It wasn’t the first edition but Wooldridge launched at the same time a major multi-faceted public awareness which entrenched awareness in the community of the need for vaccination. If Scott Morrison was ever to take advice on vaccination from anyone other than market researchers, ad men and Pentecostals Wooldridge would be a good person to call.
Wooldridge is also the source of one of the best anecdotes about politics and positions. He once recounted how when first elected Deputy Leader to John Hewson he received thousands of letters and calls.
When he lost the position he got a handful. You can guess whose calls got to the front of his queue when he became a Minister.
So, while there are the good, the bad, the awful, the inept, the nonentities and the place keepers among the 23 who is the worst?
Back in August 2018 John Menadue wasn’t in any doubt writing: “And then there was Peter Dutton’s first ministerial performance as Minister for Health in the Abbott government. As a result of his performance in Health, he had to be shifted to Immigration.
“As Minister for Health he was responsible for the $7 co-payment mess which he vigorously pursued for months. He abolished the National Prevention Health Agency, an outcome which is disastrous for the long-term health of Australians. He opposed the plain packaging of tobacco.
“The Australian Doctor magazine has a readership of around 20,000, mostly GPs and specialists. In a survey of its readers, 46% out of 1,100 readers ranked him as “the worst health minister in 35 years'”, Menadue said.
His recent performance as Immigration Minister, given his priority of stopping the boats and inventing new forms of cruelty for refugees, didn’t extend to the Ruby Princess affair and its implications for the pandemic.
It is odds on that in a year or so will also be ranked as the worst Defence Minister yet but whether Menadue’s rating of him can stand up in the face of Greg Hunt’s performance is another matter altogether.

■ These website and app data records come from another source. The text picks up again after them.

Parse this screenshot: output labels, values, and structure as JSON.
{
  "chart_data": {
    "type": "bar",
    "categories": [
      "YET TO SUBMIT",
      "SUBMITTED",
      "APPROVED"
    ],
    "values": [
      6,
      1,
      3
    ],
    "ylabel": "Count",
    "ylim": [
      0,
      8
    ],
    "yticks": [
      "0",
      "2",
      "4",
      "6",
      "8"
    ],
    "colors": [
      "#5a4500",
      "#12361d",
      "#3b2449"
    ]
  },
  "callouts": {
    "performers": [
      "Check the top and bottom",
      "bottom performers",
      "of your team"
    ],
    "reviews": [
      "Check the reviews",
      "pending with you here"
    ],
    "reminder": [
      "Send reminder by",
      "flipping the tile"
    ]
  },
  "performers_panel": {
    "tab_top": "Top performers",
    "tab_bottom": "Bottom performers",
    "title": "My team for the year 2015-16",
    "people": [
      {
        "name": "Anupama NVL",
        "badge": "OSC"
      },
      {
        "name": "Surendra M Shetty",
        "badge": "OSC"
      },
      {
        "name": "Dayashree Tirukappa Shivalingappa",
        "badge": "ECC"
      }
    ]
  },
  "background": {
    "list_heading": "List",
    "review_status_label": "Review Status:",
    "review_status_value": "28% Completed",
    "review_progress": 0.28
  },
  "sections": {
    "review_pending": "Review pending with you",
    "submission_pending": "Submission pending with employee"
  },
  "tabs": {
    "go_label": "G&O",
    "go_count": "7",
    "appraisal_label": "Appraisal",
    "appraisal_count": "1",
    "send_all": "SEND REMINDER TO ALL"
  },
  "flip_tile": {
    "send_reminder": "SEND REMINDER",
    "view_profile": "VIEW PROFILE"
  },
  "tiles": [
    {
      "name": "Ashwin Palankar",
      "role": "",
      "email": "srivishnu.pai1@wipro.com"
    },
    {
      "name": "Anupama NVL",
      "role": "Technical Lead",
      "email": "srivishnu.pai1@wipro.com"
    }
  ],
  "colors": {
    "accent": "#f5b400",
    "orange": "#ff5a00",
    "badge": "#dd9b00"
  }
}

Greg Hunt is the son of a Victorian Hamer era Minister, Alan Hunt, whose planning policies were typical of the Hamer enlightened and competent approach to policy.
Now competent is not a word when Greg Hunt springs to mind. While it is also not woke to mention it – even though it is Morrison Government policy to oppose wokeness – his piping voice adds little to what little sense of authority he already projects.
He is, of course, the messenger for the Morrison mess but nevertheless, he is the Minister during a pandemic and, in a world where Ministerial responsibility would still have some meaning, he would be regarded as a monumental failure and sacked.
The pandemic is the biggest health crisis we have faced since AIDS first appeared. It took a while but we started to get that right despite some abysmal starts such as the Grim Reaper ad campaign when the policy response moved from scare advertising and fear to grassroots cooperation with affected groups and factual information about the practices which exacerbated the problem.
It has taken a while with COVID too but we don’t seem to have adapted as fast or as effectively as we did with AIDS.
Indeed, Minister Hunt has presided over the failure to coordinate with the states; constant blame-shifting; lies and misleading claims about the Government’s vaccine procurement strategy; creating false hopes about the vaccine rollout; and, a failure in the vaccine rollout which ranked us, a couple of weeks after we were allegedly going to have vaccinated four million Australians, either 76th or 104th out of 152 countries sitting alongside or behind (just for the B’s alone) Botswana and Bolivia.
The only thing to be said in his defence is that he is carrying the can for the real culprit – our Prime Minister.